───── INPUT DATA
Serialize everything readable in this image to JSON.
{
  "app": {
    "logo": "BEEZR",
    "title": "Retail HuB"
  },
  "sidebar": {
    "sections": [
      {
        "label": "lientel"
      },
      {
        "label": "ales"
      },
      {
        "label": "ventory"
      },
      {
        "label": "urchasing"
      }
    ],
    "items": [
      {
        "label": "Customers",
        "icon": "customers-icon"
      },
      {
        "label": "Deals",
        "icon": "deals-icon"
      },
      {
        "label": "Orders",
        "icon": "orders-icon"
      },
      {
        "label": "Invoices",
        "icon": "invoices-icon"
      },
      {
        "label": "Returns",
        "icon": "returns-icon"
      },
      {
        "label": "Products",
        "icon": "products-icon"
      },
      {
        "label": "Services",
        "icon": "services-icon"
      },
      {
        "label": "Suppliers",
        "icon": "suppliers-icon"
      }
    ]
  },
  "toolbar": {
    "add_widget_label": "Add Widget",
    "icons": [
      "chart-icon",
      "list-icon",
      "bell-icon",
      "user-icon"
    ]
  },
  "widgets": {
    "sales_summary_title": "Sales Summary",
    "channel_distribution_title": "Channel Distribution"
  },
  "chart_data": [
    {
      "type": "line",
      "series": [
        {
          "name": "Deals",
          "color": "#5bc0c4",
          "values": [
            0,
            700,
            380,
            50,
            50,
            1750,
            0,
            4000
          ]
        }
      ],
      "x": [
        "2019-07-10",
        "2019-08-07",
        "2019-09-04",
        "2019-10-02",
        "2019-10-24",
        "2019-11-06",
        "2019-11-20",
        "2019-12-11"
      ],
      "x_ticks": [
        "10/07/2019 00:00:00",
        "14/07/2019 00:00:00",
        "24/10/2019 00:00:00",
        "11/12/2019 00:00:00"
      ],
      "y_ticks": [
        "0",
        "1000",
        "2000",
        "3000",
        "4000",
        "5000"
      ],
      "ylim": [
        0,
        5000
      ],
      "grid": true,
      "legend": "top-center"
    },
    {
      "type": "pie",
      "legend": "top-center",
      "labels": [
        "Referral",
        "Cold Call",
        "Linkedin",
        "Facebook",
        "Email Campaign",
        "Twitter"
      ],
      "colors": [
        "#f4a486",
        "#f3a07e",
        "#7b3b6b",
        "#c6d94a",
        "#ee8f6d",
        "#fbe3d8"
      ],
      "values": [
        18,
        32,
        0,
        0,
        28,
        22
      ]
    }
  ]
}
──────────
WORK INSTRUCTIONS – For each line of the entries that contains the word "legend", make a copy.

EXERCISE ANSWER –
      "legend": "top-center"
      "legend": "top-center",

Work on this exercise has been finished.